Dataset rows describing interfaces

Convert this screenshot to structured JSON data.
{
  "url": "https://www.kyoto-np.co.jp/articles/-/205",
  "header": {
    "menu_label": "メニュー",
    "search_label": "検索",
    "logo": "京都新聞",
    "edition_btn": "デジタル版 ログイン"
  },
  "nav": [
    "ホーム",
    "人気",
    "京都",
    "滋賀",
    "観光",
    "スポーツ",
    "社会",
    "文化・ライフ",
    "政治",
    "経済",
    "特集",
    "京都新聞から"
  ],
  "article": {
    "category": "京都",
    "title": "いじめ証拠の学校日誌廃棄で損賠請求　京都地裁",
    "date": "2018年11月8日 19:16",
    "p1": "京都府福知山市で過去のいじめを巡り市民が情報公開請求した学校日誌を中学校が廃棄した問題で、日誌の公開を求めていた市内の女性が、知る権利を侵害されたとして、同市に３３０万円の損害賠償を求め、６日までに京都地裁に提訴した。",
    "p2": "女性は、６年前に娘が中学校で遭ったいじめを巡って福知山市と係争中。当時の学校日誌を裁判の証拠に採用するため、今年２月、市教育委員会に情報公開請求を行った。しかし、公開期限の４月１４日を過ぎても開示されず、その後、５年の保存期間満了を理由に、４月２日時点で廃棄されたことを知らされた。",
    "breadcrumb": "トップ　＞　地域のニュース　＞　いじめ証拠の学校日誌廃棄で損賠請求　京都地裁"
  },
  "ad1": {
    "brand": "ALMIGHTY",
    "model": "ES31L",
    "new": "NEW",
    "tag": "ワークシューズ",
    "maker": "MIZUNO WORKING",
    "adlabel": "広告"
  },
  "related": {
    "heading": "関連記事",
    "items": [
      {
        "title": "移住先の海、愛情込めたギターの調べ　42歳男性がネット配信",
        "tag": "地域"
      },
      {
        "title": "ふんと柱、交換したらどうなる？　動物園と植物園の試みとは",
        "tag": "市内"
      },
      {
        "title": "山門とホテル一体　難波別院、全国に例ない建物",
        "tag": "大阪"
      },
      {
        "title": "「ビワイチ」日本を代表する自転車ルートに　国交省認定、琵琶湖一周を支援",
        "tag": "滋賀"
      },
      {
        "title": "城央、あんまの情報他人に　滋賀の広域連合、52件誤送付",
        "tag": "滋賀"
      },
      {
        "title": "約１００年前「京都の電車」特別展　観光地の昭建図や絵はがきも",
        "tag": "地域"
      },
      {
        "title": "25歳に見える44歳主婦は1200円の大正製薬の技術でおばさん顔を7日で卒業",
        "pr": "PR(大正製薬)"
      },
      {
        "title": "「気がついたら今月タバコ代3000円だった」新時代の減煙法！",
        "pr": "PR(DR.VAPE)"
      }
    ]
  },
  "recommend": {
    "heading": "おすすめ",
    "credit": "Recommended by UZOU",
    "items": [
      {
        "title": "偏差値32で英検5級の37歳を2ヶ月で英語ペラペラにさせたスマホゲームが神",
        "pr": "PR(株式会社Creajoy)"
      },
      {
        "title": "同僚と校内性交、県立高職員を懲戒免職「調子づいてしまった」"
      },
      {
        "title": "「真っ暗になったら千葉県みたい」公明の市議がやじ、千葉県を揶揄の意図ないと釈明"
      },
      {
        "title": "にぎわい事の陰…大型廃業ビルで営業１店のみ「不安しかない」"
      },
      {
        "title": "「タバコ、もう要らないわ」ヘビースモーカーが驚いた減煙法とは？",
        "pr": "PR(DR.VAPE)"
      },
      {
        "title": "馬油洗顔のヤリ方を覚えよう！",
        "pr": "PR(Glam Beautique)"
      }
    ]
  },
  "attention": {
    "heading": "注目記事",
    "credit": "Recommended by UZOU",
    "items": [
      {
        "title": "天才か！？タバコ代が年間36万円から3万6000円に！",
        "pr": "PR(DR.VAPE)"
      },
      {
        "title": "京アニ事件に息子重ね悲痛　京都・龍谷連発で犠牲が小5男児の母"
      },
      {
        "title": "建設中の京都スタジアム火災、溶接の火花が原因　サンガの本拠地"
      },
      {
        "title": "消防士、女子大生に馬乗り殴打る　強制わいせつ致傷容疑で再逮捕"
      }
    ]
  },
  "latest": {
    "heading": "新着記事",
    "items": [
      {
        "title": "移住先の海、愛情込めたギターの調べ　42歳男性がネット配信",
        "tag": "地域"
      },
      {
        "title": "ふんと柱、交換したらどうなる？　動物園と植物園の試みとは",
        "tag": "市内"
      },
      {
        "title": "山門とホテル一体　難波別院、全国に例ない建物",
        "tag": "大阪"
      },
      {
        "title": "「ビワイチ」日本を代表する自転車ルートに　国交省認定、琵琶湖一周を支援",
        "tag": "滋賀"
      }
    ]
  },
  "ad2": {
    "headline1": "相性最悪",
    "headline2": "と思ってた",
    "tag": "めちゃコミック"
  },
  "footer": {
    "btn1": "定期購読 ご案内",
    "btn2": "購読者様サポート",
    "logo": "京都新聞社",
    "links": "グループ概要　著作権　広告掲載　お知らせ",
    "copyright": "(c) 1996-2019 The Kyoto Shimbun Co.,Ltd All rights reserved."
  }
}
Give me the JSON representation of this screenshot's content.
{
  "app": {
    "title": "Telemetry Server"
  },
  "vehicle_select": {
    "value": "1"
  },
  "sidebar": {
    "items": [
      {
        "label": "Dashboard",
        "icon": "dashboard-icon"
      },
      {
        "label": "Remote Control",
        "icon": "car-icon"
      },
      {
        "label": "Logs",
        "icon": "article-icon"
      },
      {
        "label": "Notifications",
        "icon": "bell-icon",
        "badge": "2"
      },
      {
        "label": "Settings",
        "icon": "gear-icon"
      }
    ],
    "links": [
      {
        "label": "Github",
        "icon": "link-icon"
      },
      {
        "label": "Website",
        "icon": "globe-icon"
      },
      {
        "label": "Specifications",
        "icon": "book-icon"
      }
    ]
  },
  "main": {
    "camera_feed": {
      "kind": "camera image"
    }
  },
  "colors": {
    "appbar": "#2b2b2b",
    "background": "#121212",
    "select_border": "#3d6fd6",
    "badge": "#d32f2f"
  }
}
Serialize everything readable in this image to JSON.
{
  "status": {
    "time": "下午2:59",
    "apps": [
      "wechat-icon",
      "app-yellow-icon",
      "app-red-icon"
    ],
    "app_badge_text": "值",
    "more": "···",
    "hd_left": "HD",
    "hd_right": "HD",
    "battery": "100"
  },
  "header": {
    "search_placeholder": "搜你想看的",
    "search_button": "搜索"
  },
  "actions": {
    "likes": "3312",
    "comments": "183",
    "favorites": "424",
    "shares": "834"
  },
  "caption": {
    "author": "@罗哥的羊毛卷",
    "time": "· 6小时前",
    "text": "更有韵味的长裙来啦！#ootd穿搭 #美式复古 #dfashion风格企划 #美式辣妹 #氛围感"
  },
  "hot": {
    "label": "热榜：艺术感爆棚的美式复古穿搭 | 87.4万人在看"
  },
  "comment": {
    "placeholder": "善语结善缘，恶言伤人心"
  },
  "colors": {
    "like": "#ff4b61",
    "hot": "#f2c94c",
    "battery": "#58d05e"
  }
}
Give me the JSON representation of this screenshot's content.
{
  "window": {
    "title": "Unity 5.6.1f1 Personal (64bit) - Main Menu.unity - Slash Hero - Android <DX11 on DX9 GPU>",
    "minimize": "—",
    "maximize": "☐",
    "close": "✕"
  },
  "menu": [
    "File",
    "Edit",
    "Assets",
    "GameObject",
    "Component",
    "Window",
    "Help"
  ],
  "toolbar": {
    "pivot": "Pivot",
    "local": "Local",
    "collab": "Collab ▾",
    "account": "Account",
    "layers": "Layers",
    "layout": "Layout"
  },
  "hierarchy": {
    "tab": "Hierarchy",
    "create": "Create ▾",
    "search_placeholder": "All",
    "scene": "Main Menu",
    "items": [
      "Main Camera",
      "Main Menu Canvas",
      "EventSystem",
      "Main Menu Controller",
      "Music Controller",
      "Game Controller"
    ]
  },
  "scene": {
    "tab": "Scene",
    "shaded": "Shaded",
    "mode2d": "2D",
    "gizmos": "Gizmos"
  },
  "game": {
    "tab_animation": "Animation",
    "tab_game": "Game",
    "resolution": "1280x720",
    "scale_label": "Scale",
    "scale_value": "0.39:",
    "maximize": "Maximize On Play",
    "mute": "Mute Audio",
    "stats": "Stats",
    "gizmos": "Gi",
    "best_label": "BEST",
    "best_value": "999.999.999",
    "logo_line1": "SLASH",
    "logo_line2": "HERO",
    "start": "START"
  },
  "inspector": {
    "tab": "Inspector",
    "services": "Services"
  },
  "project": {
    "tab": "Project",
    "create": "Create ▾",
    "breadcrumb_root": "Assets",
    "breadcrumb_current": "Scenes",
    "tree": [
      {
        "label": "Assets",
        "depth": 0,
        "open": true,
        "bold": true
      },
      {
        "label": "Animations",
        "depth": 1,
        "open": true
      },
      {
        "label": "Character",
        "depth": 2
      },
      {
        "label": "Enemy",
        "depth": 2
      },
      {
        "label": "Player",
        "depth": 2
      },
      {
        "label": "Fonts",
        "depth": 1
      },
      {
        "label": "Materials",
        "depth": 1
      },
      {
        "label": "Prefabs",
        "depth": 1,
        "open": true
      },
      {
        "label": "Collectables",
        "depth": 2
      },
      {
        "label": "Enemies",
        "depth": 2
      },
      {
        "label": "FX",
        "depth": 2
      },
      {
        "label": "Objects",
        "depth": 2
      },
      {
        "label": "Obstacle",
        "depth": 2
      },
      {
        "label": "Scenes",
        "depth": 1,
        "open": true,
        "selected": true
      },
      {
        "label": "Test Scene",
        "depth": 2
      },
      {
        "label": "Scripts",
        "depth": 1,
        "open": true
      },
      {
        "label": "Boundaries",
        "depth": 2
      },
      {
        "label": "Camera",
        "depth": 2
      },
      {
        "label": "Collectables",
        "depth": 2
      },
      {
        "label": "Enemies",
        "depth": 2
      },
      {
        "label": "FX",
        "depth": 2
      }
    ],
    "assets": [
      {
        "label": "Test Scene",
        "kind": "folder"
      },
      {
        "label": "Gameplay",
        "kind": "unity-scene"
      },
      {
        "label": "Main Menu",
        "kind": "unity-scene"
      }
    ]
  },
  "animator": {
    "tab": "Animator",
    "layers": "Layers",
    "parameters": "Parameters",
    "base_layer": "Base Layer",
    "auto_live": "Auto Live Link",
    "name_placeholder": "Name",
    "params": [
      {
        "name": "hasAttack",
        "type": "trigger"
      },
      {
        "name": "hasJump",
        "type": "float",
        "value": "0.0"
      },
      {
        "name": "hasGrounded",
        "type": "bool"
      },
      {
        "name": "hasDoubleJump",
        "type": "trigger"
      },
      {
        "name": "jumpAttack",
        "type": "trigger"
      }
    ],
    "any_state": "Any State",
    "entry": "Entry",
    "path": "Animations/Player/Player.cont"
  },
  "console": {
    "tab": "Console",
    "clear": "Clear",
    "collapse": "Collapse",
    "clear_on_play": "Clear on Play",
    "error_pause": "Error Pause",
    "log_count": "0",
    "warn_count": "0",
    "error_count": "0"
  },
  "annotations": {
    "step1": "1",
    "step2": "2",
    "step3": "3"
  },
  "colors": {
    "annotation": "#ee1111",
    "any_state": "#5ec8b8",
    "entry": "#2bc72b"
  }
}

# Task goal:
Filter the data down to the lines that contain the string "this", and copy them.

# Answer to the problem:
Convert this screenshot to structured JSON data.
Give me the JSON representation of this screenshot's content.
Serialize everything readable in this image to JSON.
Give me the JSON representation of this screenshot's content.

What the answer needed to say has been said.